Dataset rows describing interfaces
┄┄┄┄┄┄

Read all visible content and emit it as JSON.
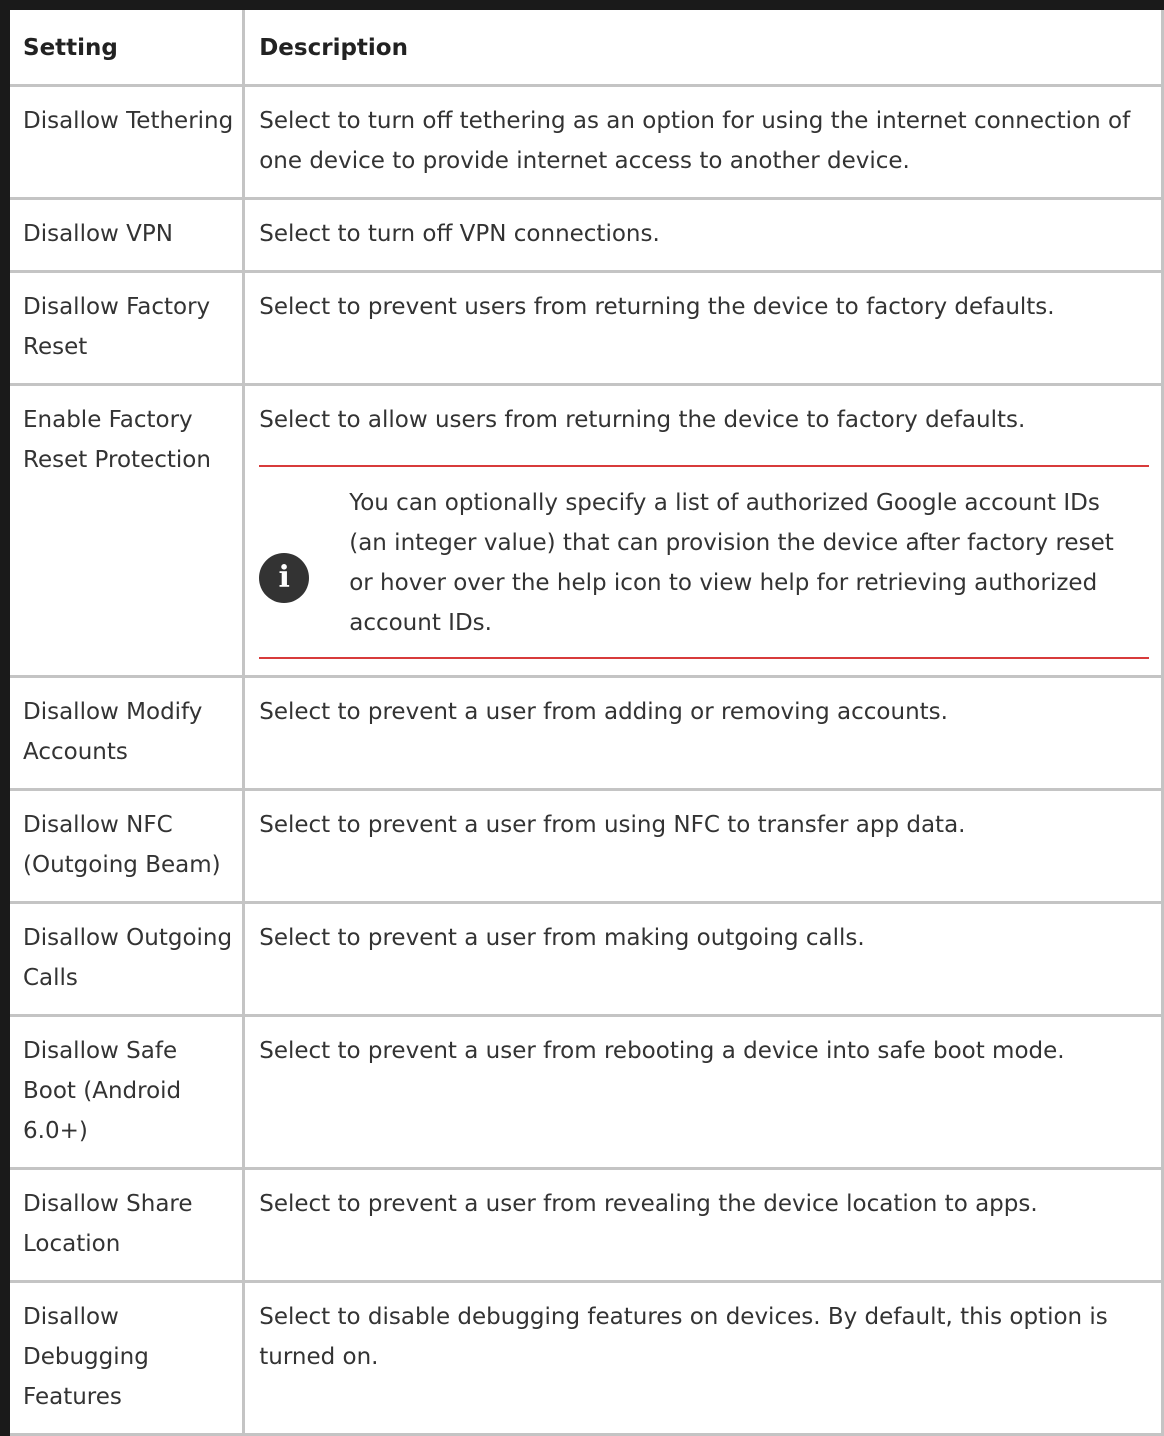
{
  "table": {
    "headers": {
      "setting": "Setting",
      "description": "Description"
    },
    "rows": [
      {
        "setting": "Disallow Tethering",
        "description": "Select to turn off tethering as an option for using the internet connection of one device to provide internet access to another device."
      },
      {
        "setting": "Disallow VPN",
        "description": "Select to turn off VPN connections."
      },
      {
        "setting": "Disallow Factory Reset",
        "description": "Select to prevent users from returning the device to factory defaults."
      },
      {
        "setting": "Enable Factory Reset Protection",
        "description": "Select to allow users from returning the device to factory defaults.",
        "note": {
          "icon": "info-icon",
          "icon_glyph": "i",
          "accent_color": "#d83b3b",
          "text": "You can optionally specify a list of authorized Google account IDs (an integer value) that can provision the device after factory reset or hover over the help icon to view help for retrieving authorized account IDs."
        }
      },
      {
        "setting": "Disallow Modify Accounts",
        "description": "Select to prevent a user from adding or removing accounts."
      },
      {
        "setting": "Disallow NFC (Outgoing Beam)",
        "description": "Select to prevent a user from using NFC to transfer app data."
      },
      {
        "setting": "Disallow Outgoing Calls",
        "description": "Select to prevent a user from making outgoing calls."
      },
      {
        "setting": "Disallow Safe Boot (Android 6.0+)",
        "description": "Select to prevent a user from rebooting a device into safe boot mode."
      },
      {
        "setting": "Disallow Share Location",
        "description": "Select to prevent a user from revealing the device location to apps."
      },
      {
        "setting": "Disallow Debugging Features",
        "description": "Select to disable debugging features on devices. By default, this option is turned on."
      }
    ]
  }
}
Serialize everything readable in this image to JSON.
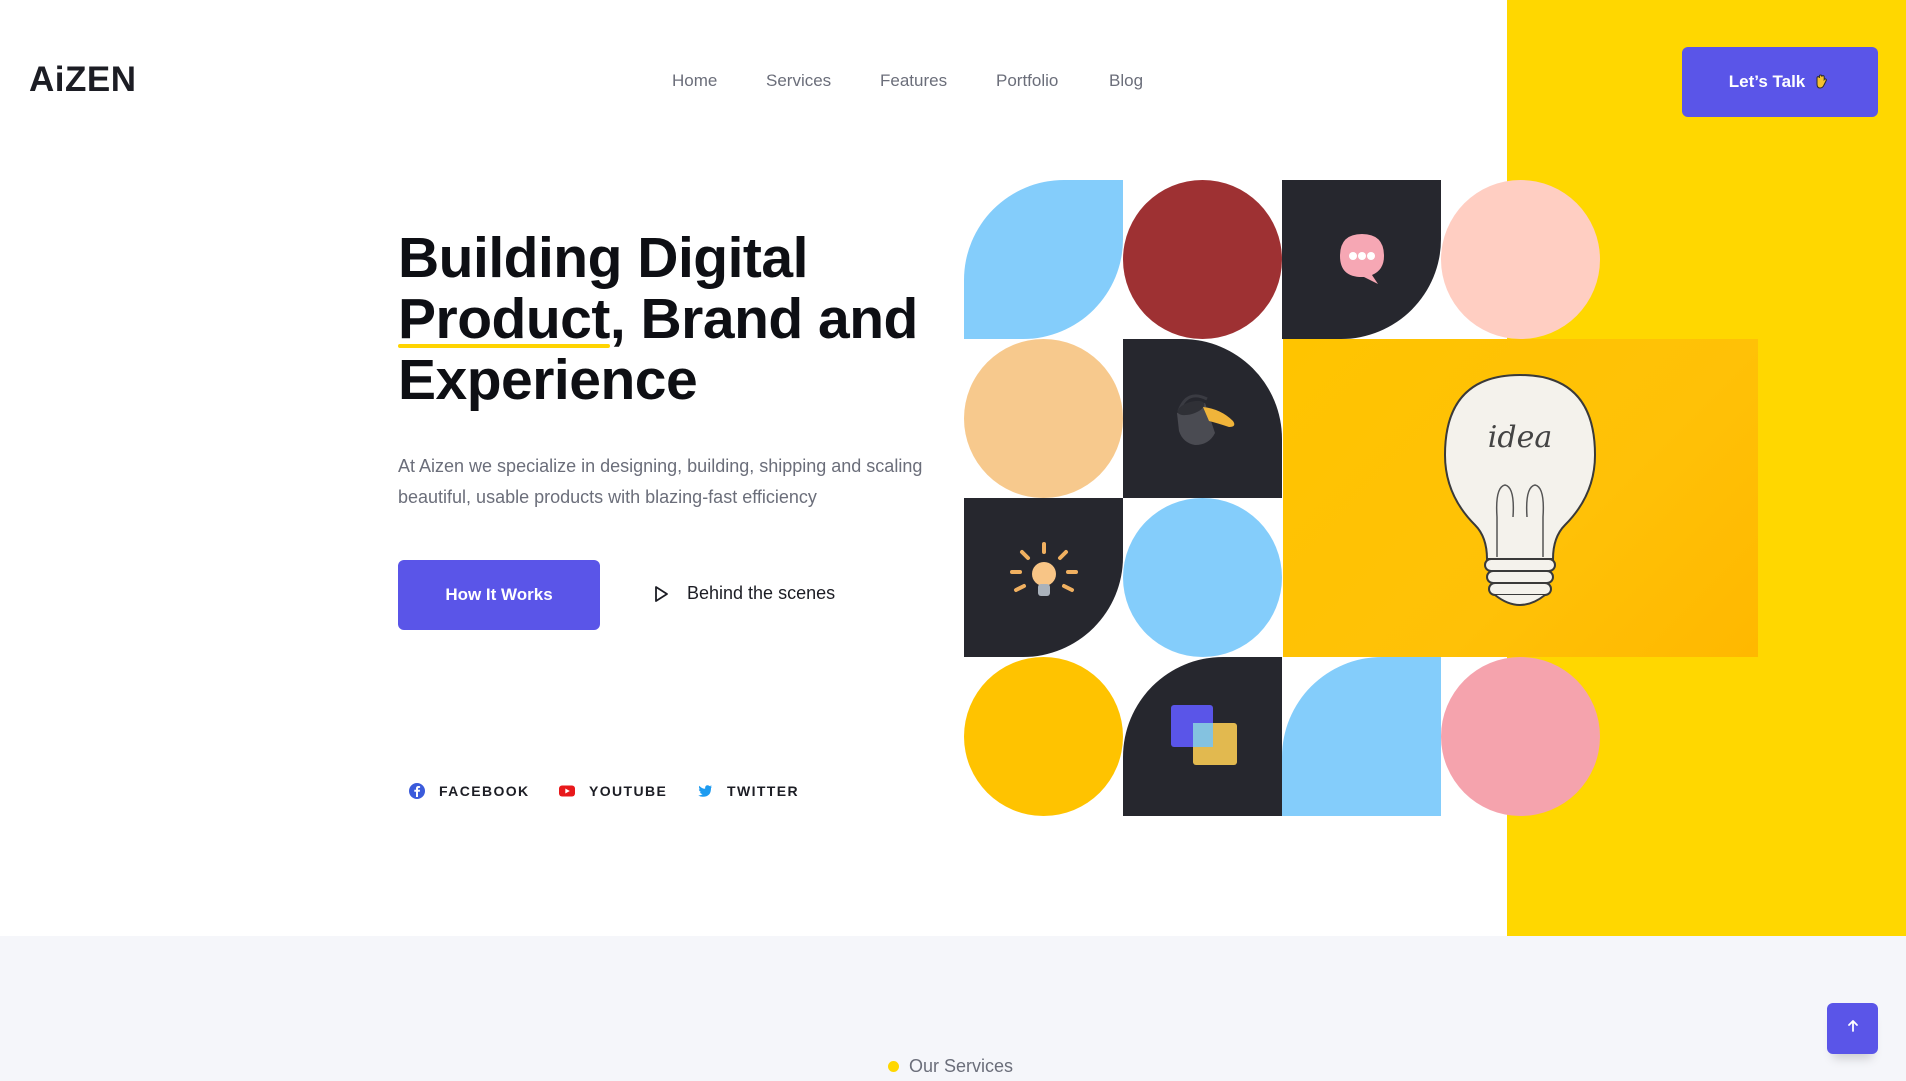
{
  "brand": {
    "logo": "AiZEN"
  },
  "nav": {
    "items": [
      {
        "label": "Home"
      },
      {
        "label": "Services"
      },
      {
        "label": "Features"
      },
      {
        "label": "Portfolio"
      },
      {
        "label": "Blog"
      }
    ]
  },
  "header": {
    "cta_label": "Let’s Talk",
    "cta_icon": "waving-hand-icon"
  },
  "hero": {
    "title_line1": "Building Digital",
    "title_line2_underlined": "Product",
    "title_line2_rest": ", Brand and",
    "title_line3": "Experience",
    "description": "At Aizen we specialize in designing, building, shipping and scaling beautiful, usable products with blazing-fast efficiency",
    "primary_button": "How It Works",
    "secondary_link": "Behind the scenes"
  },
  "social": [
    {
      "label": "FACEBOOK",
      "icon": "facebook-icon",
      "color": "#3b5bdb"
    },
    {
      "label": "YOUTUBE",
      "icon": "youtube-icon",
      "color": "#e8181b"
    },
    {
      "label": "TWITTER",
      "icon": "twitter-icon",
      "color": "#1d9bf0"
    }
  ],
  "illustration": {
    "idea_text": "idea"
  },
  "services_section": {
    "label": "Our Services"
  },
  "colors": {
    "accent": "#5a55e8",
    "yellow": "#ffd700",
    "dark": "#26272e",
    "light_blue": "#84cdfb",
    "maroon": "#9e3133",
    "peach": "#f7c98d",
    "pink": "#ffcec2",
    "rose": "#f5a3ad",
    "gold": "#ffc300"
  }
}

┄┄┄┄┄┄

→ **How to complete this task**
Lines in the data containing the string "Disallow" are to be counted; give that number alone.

→ **Output**
9